START Task inputs
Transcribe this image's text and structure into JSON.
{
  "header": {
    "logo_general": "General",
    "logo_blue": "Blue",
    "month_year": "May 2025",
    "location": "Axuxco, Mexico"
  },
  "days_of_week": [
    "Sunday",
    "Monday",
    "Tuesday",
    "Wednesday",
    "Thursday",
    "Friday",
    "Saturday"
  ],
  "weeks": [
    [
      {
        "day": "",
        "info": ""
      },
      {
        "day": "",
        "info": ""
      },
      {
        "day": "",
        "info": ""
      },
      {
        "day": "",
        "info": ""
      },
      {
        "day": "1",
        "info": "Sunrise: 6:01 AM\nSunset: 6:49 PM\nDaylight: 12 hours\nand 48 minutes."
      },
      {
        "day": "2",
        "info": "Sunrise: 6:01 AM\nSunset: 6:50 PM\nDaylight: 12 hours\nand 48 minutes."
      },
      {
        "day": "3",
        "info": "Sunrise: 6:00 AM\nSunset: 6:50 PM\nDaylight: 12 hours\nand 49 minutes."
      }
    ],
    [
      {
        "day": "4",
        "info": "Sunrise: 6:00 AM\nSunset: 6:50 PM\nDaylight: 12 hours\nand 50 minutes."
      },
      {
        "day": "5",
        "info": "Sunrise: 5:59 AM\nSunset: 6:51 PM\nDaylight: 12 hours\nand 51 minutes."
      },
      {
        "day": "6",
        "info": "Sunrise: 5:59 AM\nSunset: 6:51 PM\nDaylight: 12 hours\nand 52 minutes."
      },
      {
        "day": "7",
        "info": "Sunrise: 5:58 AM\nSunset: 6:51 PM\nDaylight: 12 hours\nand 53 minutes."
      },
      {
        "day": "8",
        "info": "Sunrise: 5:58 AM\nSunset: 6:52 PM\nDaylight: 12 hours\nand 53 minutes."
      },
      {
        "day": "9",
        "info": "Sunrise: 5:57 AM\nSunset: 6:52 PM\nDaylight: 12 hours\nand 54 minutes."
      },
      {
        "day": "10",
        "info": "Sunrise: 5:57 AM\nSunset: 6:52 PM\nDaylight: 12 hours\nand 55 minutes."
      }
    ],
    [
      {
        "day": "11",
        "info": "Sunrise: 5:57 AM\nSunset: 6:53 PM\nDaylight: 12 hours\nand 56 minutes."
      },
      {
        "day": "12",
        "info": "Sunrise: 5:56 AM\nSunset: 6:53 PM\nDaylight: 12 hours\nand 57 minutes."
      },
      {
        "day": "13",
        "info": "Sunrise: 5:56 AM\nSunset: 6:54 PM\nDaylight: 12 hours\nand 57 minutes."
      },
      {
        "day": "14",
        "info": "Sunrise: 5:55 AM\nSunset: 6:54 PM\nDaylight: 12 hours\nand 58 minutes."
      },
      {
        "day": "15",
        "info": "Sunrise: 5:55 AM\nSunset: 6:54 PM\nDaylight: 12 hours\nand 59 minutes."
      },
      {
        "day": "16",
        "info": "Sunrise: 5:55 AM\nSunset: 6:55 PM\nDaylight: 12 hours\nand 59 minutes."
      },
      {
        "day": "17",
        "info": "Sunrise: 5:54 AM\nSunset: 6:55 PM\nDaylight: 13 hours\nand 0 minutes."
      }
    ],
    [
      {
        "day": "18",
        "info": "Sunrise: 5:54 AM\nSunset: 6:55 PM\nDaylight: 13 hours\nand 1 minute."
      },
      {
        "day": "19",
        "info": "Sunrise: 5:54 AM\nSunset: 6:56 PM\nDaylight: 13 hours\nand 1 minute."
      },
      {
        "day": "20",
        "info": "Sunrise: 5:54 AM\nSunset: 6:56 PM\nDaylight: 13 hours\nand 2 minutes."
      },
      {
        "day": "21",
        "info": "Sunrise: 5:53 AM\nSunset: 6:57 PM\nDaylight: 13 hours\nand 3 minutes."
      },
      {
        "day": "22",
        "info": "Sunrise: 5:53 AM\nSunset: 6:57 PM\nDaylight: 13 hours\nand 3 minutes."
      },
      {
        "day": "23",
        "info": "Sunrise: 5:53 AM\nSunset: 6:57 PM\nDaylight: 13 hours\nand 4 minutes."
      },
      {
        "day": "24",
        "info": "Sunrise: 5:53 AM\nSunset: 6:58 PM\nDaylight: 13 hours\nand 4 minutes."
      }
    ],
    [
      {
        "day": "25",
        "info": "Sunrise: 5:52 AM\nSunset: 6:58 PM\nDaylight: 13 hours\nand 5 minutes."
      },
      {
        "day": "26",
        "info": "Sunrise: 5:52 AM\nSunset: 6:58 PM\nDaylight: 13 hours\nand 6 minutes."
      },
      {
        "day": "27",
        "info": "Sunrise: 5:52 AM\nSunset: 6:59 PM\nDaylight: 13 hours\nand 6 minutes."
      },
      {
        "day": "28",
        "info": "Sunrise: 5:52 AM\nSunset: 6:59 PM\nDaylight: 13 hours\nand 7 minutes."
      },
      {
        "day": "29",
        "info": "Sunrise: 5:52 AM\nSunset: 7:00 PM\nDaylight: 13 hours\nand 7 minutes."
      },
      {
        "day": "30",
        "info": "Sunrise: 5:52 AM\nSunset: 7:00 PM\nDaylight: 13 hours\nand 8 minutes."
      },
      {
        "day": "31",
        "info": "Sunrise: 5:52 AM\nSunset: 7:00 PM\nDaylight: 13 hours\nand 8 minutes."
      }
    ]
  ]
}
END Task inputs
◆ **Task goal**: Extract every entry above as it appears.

◆ **Answer for this exercise**:
Transcribe this image's text and structure into JSON.
{
  "header": {
    "logo_general": "General",
    "logo_blue": "Blue",
    "month_year": "May 2025",
    "location": "Axuxco, Mexico"
  },
  "days_of_week": [
    "Sunday",
    "Monday",
    "Tuesday",
    "Wednesday",
    "Thursday",
    "Friday",
    "Saturday"
  ],
  "weeks": [
    [
      {
        "day": "",
        "info": ""
      },
      {
        "day": "",
        "info": ""
      },
      {
        "day": "",
        "info": ""
      },
      {
        "day": "",
        "info": ""
      },
      {
        "day": "1",
        "info": "Sunrise: 6:01 AM\nSunset: 6:49 PM\nDaylight: 12 hours\nand 48 minutes."
      },
      {
        "day": "2",
        "info": "Sunrise: 6:01 AM\nSunset: 6:50 PM\nDaylight: 12 hours\nand 48 minutes."
      },
      {
        "day": "3",
        "info": "Sunrise: 6:00 AM\nSunset: 6:50 PM\nDaylight: 12 hours\nand 49 minutes."
      }
    ],
    [
      {
        "day": "4",
        "info": "Sunrise: 6:00 AM\nSunset: 6:50 PM\nDaylight: 12 hours\nand 50 minutes."
      },
      {
        "day": "5",
        "info": "Sunrise: 5:59 AM\nSunset: 6:51 PM\nDaylight: 12 hours\nand 51 minutes."
      },
      {
        "day": "6",
        "info": "Sunrise: 5:59 AM\nSunset: 6:51 PM\nDaylight: 12 hours\nand 52 minutes."
      },
      {
        "day": "7",
        "info": "Sunrise: 5:58 AM\nSunset: 6:51 PM\nDaylight: 12 hours\nand 53 minutes."
      },
      {
        "day": "8",
        "info": "Sunrise: 5:58 AM\nSunset: 6:52 PM\nDaylight: 12 hours\nand 53 minutes."
      },
      {
        "day": "9",
        "info": "Sunrise: 5:57 AM\nSunset: 6:52 PM\nDaylight: 12 hours\nand 54 minutes."
      },
      {
        "day": "10",
        "info": "Sunrise: 5:57 AM\nSunset: 6:52 PM\nDaylight: 12 hours\nand 55 minutes."
      }
    ],
    [
      {
        "day": "11",
        "info": "Sunrise: 5:57 AM\nSunset: 6:53 PM\nDaylight: 12 hours\nand 56 minutes."
      },
      {
        "day": "12",
        "info": "Sunrise: 5:56 AM\nSunset: 6:53 PM\nDaylight: 12 hours\nand 57 minutes."
      },
      {
        "day": "13",
        "info": "Sunrise: 5:56 AM\nSunset: 6:54 PM\nDaylight: 12 hours\nand 57 minutes."
      },
      {
        "day": "14",
        "info": "Sunrise: 5:55 AM\nSunset: 6:54 PM\nDaylight: 12 hours\nand 58 minutes."
      },
      {
        "day": "15",
        "info": "Sunrise: 5:55 AM\nSunset: 6:54 PM\nDaylight: 12 hours\nand 59 minutes."
      },
      {
        "day": "16",
        "info": "Sunrise: 5:55 AM\nSunset: 6:55 PM\nDaylight: 12 hours\nand 59 minutes."
      },
      {
        "day": "17",
        "info": "Sunrise: 5:54 AM\nSunset: 6:55 PM\nDaylight: 13 hours\nand 0 minutes."
      }
    ],
    [
      {
        "day": "18",
        "info": "Sunrise: 5:54 AM\nSunset: 6:55 PM\nDaylight: 13 hours\nand 1 minute."
      },
      {
        "day": "19",
        "info": "Sunrise: 5:54 AM\nSunset: 6:56 PM\nDaylight: 13 hours\nand 1 minute."
      },
      {
        "day": "20",
        "info": "Sunrise: 5:54 AM\nSunset: 6:56 PM\nDaylight: 13 hours\nand 2 minutes."
      },
      {
        "day": "21",
        "info": "Sunrise: 5:53 AM\nSunset: 6:57 PM\nDaylight: 13 hours\nand 3 minutes."
      },
      {
        "day": "22",
        "info": "Sunrise: 5:53 AM\nSunset: 6:57 PM\nDaylight: 13 hours\nand 3 minutes."
      },
      {
        "day": "23",
        "info": "Sunrise: 5:53 AM\nSunset: 6:57 PM\nDaylight: 13 hours\nand 4 minutes."
      },
      {
        "day": "24",
        "info": "Sunrise: 5:53 AM\nSunset: 6:58 PM\nDaylight: 13 hours\nand 4 minutes."
      }
    ],
    [
      {
        "day": "25",
        "info": "Sunrise: 5:52 AM\nSunset: 6:58 PM\nDaylight: 13 hours\nand 5 minutes."
      },
      {
        "day": "26",
        "info": "Sunrise: 5:52 AM\nSunset: 6:58 PM\nDaylight: 13 hours\nand 6 minutes."
      },
      {
        "day": "27",
        "info": "Sunrise: 5:52 AM\nSunset: 6:59 PM\nDaylight: 13 hours\nand 6 minutes."
      },
      {
        "day": "28",
        "info": "Sunrise: 5:52 AM\nSunset: 6:59 PM\nDaylight: 13 hours\nand 7 minutes."
      },
      {
        "day": "29",
        "info": "Sunrise: 5:52 AM\nSunset: 7:00 PM\nDaylight: 13 hours\nand 7 minutes."
      },
      {
        "day": "30",
        "info": "Sunrise: 5:52 AM\nSunset: 7:00 PM\nDaylight: 13 hours\nand 8 minutes."
      },
      {
        "day": "31",
        "info": "Sunrise: 5:52 AM\nSunset: 7:00 PM\nDaylight: 13 hours\nand 8 minutes."
      }
    ]
  ]
}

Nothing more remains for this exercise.